YOUR OBJECTIVE
Lines of the material that include the string "minutes" should be returned.

SUPPLIED RECORDS
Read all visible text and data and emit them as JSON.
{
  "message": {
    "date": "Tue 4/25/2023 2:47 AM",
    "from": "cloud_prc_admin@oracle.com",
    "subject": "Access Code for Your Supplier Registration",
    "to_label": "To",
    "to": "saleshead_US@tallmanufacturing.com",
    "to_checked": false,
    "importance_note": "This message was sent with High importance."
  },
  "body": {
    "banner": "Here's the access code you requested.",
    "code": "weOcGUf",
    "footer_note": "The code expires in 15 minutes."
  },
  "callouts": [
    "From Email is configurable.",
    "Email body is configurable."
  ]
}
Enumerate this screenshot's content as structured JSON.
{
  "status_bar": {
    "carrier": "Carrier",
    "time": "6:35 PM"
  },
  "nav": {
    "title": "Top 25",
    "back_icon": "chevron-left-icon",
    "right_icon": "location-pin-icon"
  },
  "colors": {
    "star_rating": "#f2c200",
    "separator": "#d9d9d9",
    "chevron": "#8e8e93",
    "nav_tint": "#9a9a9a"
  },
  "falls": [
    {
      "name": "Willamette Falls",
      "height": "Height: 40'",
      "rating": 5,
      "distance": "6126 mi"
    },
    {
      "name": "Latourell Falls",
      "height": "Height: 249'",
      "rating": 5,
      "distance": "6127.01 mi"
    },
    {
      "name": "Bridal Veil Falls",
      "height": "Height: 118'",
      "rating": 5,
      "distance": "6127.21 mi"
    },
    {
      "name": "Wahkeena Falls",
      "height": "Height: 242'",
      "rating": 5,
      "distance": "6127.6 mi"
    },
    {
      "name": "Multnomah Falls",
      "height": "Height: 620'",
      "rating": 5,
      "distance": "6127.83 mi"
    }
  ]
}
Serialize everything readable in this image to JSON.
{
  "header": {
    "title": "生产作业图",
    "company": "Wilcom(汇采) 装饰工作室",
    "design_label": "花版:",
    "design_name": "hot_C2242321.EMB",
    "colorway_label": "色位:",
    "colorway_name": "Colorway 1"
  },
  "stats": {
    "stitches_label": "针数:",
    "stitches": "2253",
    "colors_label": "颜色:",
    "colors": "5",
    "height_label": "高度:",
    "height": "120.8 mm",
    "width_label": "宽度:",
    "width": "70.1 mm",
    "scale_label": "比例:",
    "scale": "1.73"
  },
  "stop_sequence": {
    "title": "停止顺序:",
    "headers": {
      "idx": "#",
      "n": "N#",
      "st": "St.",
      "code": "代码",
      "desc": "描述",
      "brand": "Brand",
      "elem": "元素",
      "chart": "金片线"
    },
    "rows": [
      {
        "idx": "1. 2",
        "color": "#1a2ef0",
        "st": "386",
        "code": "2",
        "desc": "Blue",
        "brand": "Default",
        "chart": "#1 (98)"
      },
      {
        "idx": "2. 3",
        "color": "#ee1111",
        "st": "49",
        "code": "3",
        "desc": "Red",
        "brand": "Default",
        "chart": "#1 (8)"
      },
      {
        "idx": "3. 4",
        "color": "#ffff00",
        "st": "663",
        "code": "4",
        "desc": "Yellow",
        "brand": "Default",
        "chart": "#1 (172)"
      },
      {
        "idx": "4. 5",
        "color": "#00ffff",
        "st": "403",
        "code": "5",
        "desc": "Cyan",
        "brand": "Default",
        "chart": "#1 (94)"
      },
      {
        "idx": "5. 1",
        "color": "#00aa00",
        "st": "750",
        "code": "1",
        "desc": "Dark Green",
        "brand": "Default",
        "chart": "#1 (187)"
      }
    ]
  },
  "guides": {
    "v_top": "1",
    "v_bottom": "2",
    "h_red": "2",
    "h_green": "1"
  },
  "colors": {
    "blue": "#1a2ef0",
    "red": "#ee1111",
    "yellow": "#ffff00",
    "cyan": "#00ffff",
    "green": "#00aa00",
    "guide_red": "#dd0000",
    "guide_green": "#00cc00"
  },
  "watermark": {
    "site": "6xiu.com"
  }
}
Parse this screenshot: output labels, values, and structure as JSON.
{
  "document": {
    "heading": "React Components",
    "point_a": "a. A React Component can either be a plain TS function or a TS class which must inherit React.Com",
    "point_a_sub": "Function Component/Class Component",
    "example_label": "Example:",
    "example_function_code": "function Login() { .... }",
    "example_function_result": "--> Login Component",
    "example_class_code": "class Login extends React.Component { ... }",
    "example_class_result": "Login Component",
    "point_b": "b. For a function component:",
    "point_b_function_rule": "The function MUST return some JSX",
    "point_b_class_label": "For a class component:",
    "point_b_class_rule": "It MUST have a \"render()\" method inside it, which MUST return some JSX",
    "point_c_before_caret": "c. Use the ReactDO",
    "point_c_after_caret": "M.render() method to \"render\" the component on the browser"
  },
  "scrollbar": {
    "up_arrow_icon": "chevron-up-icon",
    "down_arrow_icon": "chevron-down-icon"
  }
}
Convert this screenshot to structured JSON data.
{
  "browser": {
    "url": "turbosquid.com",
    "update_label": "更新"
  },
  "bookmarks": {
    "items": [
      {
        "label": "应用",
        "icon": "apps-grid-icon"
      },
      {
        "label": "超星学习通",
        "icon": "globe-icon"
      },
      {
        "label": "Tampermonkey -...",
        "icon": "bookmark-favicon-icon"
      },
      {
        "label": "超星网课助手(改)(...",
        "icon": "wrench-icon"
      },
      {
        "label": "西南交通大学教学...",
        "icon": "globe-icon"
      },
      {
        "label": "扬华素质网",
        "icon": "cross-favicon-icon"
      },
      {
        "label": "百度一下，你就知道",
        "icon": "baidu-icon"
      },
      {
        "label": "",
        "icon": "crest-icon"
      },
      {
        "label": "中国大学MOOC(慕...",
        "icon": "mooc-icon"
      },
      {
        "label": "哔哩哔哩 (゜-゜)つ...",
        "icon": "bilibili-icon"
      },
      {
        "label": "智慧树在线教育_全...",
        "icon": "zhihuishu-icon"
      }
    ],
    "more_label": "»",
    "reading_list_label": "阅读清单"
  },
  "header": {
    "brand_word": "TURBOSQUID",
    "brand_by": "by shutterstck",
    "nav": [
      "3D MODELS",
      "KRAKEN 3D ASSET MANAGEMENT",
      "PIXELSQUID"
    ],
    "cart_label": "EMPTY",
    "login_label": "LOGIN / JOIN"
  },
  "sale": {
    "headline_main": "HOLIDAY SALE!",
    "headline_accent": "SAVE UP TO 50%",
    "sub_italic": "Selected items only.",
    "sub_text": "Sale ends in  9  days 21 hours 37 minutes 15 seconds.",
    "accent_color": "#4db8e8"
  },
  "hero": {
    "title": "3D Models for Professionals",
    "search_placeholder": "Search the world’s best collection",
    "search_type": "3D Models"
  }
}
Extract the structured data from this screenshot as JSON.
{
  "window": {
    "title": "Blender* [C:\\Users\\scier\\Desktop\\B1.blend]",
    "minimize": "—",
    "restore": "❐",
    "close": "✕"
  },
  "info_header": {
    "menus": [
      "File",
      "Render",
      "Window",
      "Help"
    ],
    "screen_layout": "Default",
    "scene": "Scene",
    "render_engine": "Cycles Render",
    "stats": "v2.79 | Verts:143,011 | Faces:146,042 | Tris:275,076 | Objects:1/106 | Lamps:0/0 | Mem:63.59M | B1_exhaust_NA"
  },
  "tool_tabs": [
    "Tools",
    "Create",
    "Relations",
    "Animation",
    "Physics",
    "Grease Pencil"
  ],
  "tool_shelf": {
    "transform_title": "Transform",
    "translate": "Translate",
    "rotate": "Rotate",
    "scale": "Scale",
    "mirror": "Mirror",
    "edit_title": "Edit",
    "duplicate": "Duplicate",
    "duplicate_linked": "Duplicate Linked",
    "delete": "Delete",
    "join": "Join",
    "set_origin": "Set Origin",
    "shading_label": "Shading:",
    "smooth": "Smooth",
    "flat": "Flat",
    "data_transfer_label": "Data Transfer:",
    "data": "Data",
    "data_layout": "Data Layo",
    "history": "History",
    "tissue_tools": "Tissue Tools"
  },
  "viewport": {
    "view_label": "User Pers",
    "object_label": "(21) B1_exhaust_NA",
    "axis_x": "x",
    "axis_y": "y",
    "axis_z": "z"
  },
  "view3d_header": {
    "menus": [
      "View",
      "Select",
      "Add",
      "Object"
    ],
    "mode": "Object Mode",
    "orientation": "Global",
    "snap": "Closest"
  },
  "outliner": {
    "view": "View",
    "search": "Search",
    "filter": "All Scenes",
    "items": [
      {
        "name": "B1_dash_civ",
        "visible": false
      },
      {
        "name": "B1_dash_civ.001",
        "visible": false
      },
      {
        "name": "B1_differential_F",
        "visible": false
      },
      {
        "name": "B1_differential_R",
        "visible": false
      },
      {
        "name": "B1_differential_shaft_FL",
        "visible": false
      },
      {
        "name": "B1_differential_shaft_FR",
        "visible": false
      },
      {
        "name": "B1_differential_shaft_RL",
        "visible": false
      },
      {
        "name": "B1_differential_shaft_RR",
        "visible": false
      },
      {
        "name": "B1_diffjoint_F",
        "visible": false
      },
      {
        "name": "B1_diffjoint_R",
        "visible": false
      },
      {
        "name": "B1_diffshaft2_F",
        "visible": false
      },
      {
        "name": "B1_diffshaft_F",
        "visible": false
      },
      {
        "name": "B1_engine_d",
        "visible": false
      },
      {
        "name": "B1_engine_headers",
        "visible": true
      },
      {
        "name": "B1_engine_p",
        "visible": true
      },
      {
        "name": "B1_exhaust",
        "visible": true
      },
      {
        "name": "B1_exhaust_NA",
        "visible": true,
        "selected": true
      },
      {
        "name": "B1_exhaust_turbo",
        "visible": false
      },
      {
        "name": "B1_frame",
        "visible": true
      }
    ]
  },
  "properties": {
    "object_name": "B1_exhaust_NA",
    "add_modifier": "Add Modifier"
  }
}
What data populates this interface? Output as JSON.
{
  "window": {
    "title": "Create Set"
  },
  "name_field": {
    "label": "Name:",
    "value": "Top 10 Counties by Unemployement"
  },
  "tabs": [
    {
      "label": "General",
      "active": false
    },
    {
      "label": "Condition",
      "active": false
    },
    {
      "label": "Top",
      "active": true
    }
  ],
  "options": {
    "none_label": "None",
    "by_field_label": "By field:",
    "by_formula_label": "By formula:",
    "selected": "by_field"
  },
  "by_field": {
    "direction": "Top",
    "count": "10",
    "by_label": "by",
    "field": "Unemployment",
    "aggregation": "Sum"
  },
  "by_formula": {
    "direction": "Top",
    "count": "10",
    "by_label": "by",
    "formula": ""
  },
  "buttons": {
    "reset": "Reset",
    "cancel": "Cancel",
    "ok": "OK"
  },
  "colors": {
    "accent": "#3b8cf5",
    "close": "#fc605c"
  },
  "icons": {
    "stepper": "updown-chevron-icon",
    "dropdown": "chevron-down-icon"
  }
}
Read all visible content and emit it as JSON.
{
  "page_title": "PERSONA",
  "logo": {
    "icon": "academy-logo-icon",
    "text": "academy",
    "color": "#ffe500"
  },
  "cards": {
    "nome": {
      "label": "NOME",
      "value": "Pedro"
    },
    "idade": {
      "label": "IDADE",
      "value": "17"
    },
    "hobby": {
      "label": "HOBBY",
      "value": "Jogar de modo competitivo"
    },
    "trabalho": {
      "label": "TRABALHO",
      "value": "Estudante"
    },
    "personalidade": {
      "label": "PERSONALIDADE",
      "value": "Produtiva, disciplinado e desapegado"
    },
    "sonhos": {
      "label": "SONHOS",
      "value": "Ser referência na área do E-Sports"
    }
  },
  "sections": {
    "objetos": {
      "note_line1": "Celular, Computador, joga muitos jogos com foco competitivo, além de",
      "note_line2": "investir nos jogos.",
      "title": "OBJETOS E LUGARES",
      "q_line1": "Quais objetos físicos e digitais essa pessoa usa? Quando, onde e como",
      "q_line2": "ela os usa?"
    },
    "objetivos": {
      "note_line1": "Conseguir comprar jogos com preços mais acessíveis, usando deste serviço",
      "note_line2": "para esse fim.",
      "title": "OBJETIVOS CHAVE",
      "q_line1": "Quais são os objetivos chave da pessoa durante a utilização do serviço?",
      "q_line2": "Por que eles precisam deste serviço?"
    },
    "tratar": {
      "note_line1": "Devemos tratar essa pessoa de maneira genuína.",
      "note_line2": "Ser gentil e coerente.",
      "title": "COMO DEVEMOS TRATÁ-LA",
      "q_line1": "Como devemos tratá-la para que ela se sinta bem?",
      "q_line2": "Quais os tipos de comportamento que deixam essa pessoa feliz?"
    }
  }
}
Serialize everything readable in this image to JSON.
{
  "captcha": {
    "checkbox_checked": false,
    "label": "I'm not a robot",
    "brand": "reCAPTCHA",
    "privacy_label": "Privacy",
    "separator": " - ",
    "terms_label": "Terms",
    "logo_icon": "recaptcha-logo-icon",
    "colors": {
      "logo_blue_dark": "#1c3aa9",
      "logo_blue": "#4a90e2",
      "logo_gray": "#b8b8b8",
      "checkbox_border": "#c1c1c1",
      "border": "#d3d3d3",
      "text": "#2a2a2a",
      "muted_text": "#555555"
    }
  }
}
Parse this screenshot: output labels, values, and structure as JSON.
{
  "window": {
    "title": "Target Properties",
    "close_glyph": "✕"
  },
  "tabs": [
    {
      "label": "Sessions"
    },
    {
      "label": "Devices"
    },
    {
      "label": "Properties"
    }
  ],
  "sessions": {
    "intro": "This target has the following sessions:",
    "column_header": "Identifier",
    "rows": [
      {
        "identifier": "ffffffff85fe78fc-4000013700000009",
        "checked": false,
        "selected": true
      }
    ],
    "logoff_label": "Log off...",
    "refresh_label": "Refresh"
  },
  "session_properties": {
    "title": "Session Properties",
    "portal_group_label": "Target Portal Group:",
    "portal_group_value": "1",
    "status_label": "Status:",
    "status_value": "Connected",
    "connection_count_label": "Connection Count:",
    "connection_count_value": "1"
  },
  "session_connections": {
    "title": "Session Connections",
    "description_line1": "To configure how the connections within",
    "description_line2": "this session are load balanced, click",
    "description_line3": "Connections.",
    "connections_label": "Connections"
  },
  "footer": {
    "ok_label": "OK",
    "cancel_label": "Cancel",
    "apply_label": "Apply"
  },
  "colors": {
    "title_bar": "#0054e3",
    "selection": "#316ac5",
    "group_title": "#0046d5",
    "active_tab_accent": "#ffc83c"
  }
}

SOLUTION TO THIS EXERCISE
    "footer_note": "The code expires in 15 minutes."
    "sub_text": "Sale ends in  9  days 21 hours 37 minutes 15 seconds.",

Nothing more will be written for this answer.